If you’re using CAM treatments without any health insurance (or efforts to get your policy to cover them), consider other ways to lower your cost outlay. Flexible Savings Accounts and Health Savings Accounts allow you to use set aside funds for certain CAM treatments. Be sure to talk to a representative to get the full details on coverage and conditions.
Finally, just let me say that I realize not every alternative therapy can or should be covered. Indeed, a good many are questionable at best, and just as many are wholly bogus. Critics complain there isn’t sufficient scientific proof that CAM therapies work. Truthfully, this is an argument I understand and appreciate on a theoretical level. Even the treatments that appear most promising are frequently supported by smaller studies of less than stellar design. Nonetheless, when you know a thing or two about science, you realize that the actual practice too often differs from the theoretical principle. Plenty of Big Pharma’s solutions don’t exhibit any more effectiveness than some CAM treatments. Sure, Big Pharma has the money to set up large studies and then ghostwrite seemingly objective articles that get big press. The fact is, CAM therapies don’t have big industry dollars behind them. That doesn’t change my view of the studies themselves, but it leads me to at least suspend disbelief on some level.
Science is science, but I guess the contrarian in me is a little more sympathetic to alternative/complementary treatments that show initial promise and need to be studied more rigorously than I am to many conventional treatments that have a well-funded agenda (and massive lobbying power) behind them. I’d argue that just as many conventional treatments (particularly pharmaceutical interventions) are questionable or outright bogus as the most suspect CAM therapies. Just a couple weeks ago, research showed that a simple niacin formula was more effective than Big Pharma’s Zetia in preventing artery plaque. There’s also the issue of cost. Many drugs cost upwards of $10,000-20,000 a year. Drug companies will pay for these no questions asked. Alternative therapies that might add up to a $1000 or less in a given year for the same condition aren’t even considered. It’s a drop in the bucket for a big insurance giant but a potential budget-buster for many folks.

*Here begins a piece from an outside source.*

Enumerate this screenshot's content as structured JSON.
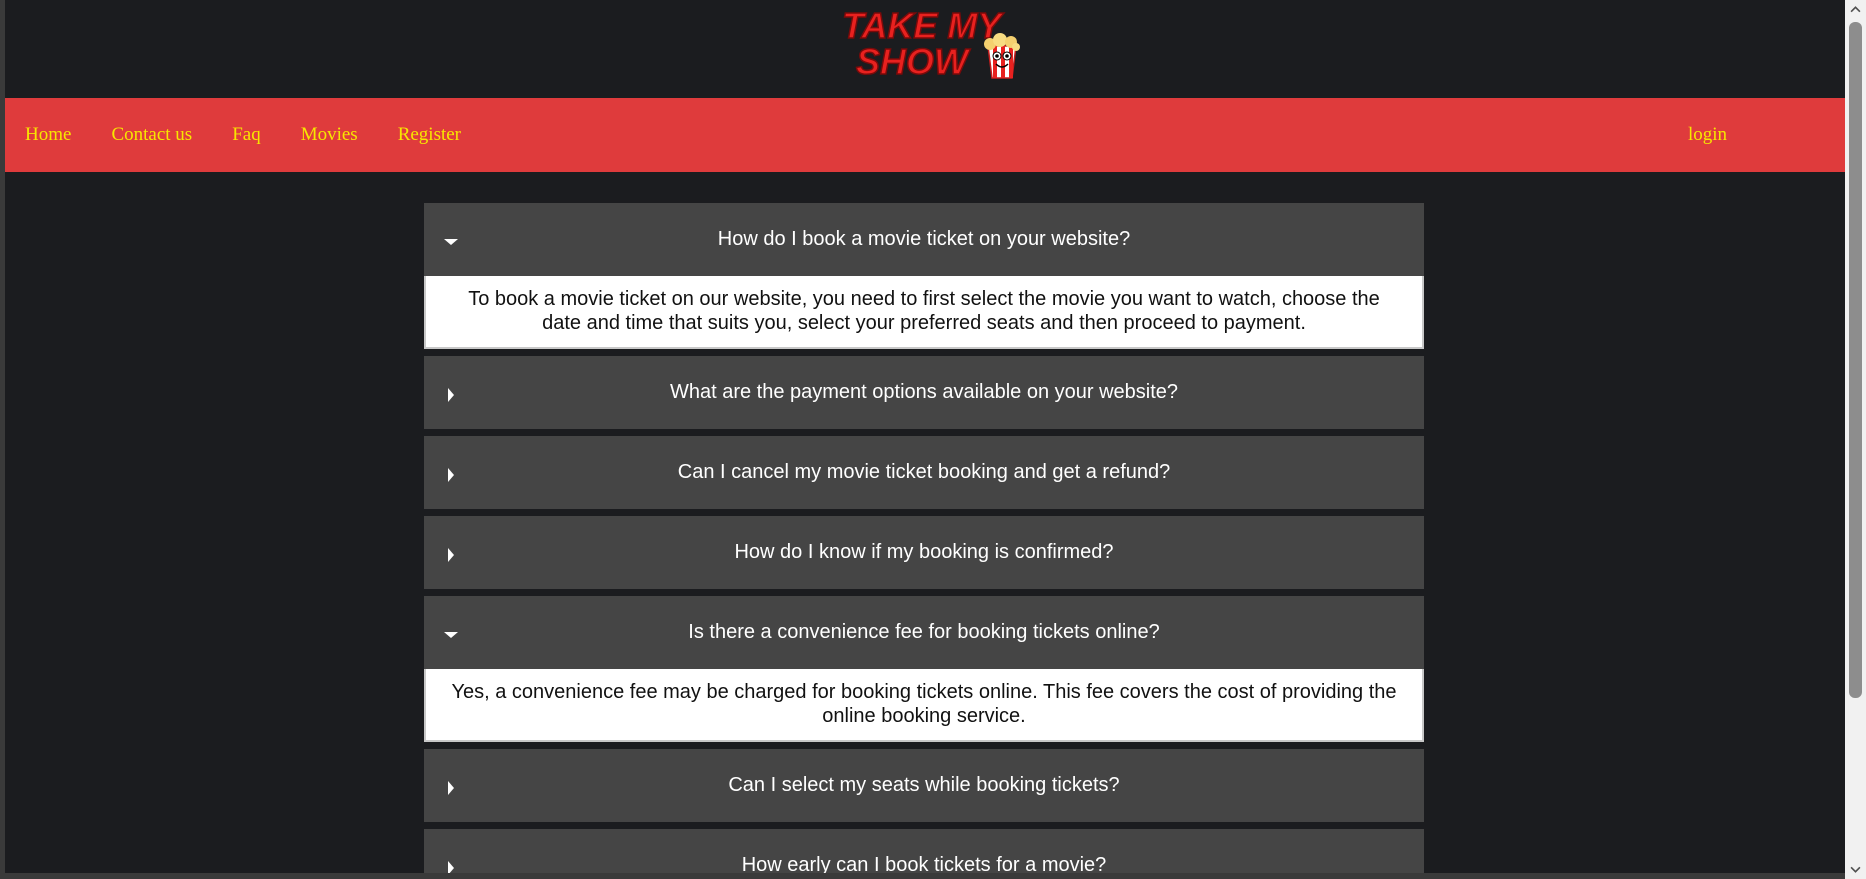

Let me what you think. Do you have tips, experiences in this arena? As always, thanks for the great questions, and keep ‘em coming!